The bar set was used in every episode of “Cheers” for all 11 seasons. It was the highest-selling item in the auction, but other lots also drew astonishing six-figure winning bids, according to the auction house.
In second place was a collection of superhero ensembles worn by Batman and Robin in the “Batman” TV series of the 1960s. The winning bid for the Dynamic Duo's duds: $615,000, Heritage said.
Separately, the last-surviving Bat-Shield from “Batman” -- which was used only twice on the show -- was sold for a high bid of $100,000.
The set used by Johnny Carson and his guests for his final decade as host of “The Tonight Show” fetched a winning bid of $275,000.
A 1980s set from NBC’s “Late Night” hosted by David Letterman, including his desk and New York City skyline backdrop, sold for $100,000.
Winning bids for some other items were stunning.
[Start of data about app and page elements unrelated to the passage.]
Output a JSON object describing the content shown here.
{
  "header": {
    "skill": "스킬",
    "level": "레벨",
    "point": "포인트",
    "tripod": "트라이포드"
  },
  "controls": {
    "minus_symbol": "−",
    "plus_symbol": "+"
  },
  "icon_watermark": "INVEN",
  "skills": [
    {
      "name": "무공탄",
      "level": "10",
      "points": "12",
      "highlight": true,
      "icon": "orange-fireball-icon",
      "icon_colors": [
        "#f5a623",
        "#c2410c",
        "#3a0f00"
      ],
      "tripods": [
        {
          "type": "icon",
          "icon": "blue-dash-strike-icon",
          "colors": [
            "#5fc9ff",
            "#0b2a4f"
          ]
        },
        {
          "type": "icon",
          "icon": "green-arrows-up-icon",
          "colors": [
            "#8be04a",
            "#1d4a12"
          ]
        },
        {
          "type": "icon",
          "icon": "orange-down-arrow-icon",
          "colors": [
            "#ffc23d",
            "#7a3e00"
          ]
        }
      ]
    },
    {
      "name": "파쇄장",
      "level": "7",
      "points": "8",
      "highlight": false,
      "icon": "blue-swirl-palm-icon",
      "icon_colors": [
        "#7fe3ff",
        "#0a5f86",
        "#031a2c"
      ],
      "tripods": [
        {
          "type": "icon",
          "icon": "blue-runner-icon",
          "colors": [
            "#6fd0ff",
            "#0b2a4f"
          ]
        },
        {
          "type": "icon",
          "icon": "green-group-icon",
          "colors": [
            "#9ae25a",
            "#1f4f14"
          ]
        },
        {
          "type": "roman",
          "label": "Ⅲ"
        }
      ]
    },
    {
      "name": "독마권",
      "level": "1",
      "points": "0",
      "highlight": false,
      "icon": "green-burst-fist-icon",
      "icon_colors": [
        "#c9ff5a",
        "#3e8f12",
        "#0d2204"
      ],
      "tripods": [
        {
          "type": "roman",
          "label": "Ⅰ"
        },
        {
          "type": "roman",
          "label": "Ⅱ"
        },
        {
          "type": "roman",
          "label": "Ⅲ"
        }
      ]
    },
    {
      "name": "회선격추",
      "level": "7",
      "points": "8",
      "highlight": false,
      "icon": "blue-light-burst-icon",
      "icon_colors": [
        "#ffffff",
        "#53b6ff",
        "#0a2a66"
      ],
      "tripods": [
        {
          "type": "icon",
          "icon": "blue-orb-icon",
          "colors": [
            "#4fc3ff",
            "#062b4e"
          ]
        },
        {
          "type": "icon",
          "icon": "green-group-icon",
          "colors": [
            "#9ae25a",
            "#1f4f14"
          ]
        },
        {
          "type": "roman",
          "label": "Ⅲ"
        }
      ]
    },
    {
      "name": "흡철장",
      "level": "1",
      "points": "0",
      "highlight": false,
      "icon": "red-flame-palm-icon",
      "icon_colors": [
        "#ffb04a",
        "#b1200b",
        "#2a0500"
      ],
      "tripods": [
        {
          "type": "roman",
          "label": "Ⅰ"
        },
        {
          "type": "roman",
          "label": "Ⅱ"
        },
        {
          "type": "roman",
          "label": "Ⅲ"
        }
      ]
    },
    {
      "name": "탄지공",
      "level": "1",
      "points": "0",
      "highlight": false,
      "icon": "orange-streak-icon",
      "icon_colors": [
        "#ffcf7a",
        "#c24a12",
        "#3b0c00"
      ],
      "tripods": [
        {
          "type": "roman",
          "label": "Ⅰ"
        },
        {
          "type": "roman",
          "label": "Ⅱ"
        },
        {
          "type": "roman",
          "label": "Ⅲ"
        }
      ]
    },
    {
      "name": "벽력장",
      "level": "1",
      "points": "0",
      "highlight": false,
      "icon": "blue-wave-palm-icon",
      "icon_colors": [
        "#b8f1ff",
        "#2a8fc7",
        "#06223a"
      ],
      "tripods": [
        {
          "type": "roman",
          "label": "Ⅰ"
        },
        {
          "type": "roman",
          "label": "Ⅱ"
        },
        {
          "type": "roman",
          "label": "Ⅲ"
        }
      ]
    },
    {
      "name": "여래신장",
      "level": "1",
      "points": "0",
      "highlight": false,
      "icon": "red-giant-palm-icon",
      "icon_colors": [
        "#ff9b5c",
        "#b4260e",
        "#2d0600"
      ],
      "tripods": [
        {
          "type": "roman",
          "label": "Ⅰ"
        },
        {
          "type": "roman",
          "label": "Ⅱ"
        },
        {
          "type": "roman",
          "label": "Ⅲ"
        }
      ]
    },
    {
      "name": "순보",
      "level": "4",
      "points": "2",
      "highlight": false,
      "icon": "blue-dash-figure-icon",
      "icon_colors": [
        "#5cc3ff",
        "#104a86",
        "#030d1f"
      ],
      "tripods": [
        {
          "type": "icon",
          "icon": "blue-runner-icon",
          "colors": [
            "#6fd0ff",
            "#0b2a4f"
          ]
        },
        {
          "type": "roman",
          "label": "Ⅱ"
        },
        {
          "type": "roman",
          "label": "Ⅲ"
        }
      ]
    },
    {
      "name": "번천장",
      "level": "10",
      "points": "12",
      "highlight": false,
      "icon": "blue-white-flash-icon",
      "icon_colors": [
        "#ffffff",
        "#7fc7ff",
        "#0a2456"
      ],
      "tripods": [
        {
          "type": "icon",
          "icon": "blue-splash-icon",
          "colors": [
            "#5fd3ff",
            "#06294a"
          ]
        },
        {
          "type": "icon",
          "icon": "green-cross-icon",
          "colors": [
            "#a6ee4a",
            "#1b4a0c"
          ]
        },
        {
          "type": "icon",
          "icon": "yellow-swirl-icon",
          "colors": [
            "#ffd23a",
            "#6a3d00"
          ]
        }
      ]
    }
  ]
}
A pair of chairs that sat in Archie and Edith Bunker's living room in the ninth and final season of “All in the Family” and subsequently in “Archie’s Place,” went for $250,000, Heritage said.
The entire front room of the Bunker house -- with dining area and stairway -- was sold for $125,000.
Elsewhere, a directional sign, which was one of the most conspicuous props seen on the 4077th set of “M*A*S*H,” sold for $150,000.
Other big sellers were: A rare Superman tunic worn by George Reeves in “The Adventures of Superman,” $150,000; a submarine miniature from “Voyage to the Bottom of the Sea,” $100,000; Nichelle Nichols’ Starfleet uniform from “Star Trek,” including boots, $62,500; and one of “Skipper” Alan Hale Jr.'s hats from “Gilligan’s Island,” $62,500.
In all, the auction raked in $5,351,696, the auction house said. It was held both online and in-person in Dallas from June 2 through June 4.
Heritage said more than 4,700 bidders worldwide participated in the auction, but unfortunately, the auction house did not divulge the names of the winning bidders who paid hundreds of thousands of dollars for these pieces of TV history.
The items up for auction represent just a fraction of the TV memorabilia holdings of super-collector James Comisar, 58.
He has said that he is divesting of his collection because his efforts, over a period of many years, to find backers for a museum to house the collection, have failed to come to fruition.
The TV Blog first wrote about the auction early last month.